Source data -

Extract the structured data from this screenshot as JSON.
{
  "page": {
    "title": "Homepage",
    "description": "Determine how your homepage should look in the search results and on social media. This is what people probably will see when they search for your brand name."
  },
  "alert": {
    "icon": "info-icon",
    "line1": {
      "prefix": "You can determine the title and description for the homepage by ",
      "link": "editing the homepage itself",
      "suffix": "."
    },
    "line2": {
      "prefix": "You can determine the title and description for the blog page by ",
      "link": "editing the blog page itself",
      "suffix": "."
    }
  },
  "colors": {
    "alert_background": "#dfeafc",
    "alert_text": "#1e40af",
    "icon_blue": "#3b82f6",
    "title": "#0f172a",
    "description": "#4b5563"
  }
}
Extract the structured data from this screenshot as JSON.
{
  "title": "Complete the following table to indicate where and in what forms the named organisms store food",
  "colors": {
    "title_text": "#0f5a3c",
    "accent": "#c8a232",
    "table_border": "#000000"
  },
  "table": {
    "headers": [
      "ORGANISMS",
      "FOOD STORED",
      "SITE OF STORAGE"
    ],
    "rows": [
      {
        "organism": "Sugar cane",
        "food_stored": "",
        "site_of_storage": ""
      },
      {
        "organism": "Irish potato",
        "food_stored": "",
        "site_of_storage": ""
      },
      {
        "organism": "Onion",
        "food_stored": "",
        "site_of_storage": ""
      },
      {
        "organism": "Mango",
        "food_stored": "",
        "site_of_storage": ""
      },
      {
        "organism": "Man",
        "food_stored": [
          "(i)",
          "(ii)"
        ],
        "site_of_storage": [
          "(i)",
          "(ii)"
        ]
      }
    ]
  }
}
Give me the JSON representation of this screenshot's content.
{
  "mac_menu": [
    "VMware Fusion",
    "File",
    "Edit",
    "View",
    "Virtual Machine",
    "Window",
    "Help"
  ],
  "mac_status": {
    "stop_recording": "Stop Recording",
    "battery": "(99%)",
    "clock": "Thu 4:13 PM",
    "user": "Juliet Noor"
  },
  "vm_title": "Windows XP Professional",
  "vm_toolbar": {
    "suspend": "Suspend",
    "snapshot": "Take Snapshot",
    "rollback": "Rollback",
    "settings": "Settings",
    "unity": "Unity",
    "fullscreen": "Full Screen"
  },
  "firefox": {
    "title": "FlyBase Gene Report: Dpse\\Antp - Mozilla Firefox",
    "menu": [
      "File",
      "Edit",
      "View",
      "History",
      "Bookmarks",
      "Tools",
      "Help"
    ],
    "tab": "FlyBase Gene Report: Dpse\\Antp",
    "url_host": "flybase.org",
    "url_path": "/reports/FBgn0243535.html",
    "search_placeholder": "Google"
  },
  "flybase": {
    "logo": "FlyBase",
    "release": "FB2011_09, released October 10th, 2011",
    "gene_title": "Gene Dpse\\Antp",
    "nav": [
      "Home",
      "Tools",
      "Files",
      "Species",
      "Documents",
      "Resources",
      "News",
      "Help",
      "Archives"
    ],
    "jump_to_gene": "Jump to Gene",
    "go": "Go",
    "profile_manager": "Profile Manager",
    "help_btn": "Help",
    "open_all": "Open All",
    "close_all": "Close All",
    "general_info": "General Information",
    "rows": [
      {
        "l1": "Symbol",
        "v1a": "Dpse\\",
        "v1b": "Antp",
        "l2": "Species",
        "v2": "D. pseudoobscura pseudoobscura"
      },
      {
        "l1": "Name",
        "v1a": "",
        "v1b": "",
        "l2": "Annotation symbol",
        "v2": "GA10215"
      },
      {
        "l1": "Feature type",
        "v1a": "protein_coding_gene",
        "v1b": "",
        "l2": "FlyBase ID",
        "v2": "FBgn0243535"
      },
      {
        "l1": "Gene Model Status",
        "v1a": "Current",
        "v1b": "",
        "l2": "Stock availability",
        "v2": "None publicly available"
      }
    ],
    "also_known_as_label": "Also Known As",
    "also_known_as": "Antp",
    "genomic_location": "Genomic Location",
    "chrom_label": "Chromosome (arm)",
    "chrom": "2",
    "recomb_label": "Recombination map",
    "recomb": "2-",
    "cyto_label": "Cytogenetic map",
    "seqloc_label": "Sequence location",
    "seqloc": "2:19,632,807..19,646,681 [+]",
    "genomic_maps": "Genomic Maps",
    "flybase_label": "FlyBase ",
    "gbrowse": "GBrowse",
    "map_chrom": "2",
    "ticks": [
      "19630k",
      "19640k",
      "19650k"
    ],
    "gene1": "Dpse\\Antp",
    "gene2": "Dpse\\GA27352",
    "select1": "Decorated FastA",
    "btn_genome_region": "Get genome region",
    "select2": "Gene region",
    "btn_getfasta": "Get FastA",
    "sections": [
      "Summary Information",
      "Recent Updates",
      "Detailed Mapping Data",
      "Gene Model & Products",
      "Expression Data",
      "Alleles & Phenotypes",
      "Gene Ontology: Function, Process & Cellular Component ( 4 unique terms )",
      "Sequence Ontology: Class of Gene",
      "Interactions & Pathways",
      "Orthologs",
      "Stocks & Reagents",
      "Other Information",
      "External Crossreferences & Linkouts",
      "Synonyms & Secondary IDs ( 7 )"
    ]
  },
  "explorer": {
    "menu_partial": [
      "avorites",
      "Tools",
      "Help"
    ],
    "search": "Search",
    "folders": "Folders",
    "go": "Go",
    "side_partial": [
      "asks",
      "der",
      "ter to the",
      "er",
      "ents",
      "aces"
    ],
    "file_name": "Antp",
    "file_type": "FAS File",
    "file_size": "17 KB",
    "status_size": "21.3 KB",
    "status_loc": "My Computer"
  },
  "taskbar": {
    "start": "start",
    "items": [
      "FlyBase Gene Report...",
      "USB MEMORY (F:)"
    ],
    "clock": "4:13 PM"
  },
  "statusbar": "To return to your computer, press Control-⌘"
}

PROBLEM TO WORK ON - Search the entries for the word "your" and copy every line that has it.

SOLUTION TO THE PROBLEM -
    "description": "Determine how your homepage should look in the search results and on social media. This is what people probably will see when they search for your brand name."
  "statusbar": "To return to your computer, press Control-⌘"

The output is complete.